In 2012, romance and erotica topped revenue charts with $1.4 billion in sales. However, the profit tactic has left the book retailers in one of those Fifty Shades of Grey areas. Despite the revenue benefits of the taboo genre, Amazon and B&N appear to be on the fence themselves in regards to the promotion of erotic fiction. A 2010 pedophilia guide sold on Amazon finally got pulled by the online retailer after the illicit subject matter sparked controversy. But in lieu of the book’s eventual removal from the site, Amazon released a statement shortly after defending its decision to offer the item:
Amazon believes it is censorship not to sell certain books simply because we or others believe their message is objectionable.
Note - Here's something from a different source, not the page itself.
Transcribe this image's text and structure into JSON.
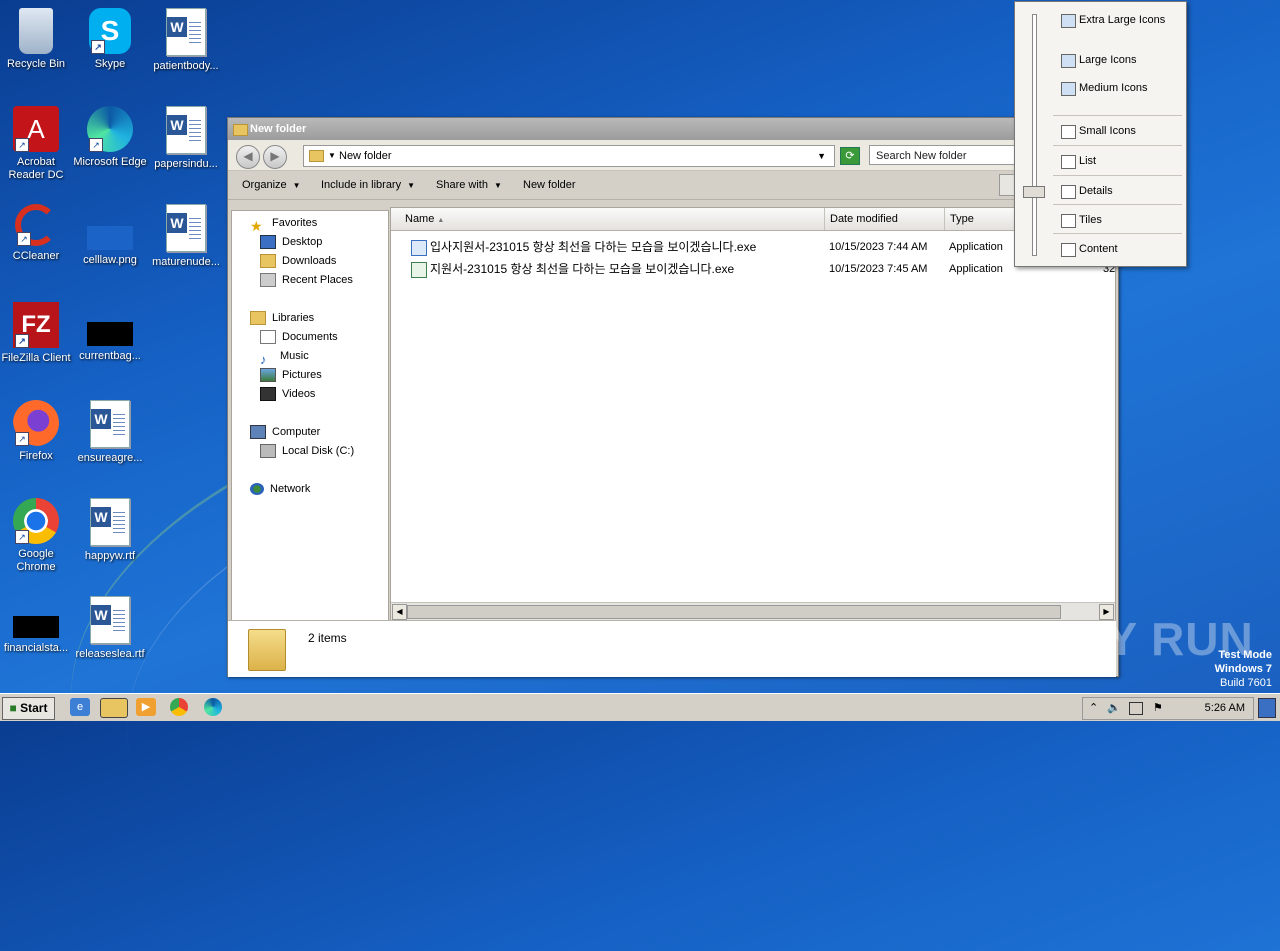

Amazon does not support or promote hatred or criminal acts, however, we do support the right of every individual to make their own purchasing decisions.
The economics of erotica have never been a real question: sex sells. And maybe 50 Shades of Grey is to blame—the 2011 novel featuring a naive college graduate’s relationship with a BDSM-obsessed business mogul—as it sparked a more recent wildfire-like spread of naughty fiction fascination. But the levels of provocative seem to go way beyond the bondage/dominatrix realm; Amazon keyword searches reach the furthest ends of the sexual spectrum, including pedophilia, bestiality, and incest.
Although successful sales numbers might help disputable titles avoid a ban, they do not overpower the decision-making ultimately determined by retailer representatives. Both Amazon and B&N have appeared to strip their bestseller lists of several erotica books. As an alternative, erotic novels with warranting sales can appear in the top 100 online, a B&N spokeswoman told the New York Post.